With only two weeks left before finishing up the MBA I’ve started to reflect a little on what I have learned during the MBA. What little gems did I find? Perhaps the secrets which created great companies and differentiated them from just good companies? Perhaps what did I spend all this money on college fee’s, loss of earnings and a year of my life? Or even the age old question; is the MBA worth the financial and personal cost??

Before deciding to start the MBA, I read a book called “What they teach you in Harvard Business School” and the key message I got from this book was that the real source of wealth and information in the MBA class was not the academic staff but your classmates. So on the first day of the MBA I was understandably wondering who were these people I was about to sit beside and work closely with for the next year?

Quickly we launched into Semester 1 and raced through subjects as diverse as Economics (the Celtic tiger gets slaughtered!) and Operations Management where the issue of Sustainability became a class favourite. Marketing introduced the class to Professor McLoughlin which was an entertaining education in both Marketing and Life! However the highlight for me was the introduction to Strategy where we were guided (patiently) through how some of the great companies became and continue to be successful.

Continue reading What I learned during the MBA

The Charity Chat

Undertaking an MBA changes the way one’s mind works.

In fact, right there is an example; I would previously have written “your” instead of “one’s”. Formal writing is inherent throughout the many assignments that we have done this year.
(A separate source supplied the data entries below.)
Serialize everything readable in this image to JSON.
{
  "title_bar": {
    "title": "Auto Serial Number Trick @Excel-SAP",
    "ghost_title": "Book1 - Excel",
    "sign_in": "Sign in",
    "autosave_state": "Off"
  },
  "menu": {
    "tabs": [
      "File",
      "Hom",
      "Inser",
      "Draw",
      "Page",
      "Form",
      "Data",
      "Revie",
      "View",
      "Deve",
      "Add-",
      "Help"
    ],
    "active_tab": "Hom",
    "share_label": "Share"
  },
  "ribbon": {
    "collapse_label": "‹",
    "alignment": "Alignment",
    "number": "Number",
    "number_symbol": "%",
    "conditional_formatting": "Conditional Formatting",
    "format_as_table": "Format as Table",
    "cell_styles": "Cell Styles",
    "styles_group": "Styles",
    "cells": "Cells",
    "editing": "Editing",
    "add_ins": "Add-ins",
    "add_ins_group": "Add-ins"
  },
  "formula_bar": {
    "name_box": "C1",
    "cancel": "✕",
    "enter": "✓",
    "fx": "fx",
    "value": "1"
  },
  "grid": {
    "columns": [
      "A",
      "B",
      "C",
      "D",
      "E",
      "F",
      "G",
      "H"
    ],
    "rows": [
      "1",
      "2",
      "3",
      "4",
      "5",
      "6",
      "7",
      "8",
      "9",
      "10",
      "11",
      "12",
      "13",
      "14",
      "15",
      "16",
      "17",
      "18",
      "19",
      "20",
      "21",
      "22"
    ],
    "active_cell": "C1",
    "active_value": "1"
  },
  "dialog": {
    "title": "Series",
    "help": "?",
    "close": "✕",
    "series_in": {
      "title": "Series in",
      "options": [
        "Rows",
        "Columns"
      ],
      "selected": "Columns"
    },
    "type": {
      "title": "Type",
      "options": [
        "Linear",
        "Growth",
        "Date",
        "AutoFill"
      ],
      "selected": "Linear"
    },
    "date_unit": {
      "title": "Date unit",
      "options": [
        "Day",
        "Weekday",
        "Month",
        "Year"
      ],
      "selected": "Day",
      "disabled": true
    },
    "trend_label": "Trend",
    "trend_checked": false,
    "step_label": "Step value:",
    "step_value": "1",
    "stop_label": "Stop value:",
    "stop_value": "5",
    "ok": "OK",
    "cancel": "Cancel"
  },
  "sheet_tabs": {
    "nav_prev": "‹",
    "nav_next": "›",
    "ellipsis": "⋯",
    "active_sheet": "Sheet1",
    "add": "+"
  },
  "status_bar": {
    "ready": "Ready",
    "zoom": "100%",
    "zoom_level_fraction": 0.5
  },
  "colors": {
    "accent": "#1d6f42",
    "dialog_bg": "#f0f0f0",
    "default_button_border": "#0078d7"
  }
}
But the changes have been far, far more serious than changing my word-usage.

The changes have also affected my pub chat.

Recently, sitting in Murray’s bar on Bow Lane, Dublin, I was talking to a friend about charity events. Specifically, she perceived the spending of money on charity events such as black-tie balls as a waste of money.  In other words, she proposed that the money spent on them should be put towards the charity itself, thus earning the charity more money.

In reply, I began by explaining a fundamental business concept that the price of a product or service has to exist somewhere between its perceived value by the consumer and the cost to produce that good or service:

Benefit (value to the consumer) – Price – Cost

In the case of charity events, the perceived value of a ticket to a black-tie ball is greater than the value of a ticket to a session down the pub. Of course, the costs of organising a black-tie ball are higher than the costs of organising a session in a pub.

I continued by explaining that the difference between the money that can be raised through the sale of black-tie event tickets and the costs of organising said event (especially for charity) far exceeds the profits that can be made by having the same people down in the pub for a networking session.

It was at this point I realised that I have changed. My pub arguments have become far more coherent and informed…especially given the number of pints I’d had. So I decided to sit back, relax and watch the end of the Eurovision.

– Jamie O’Connell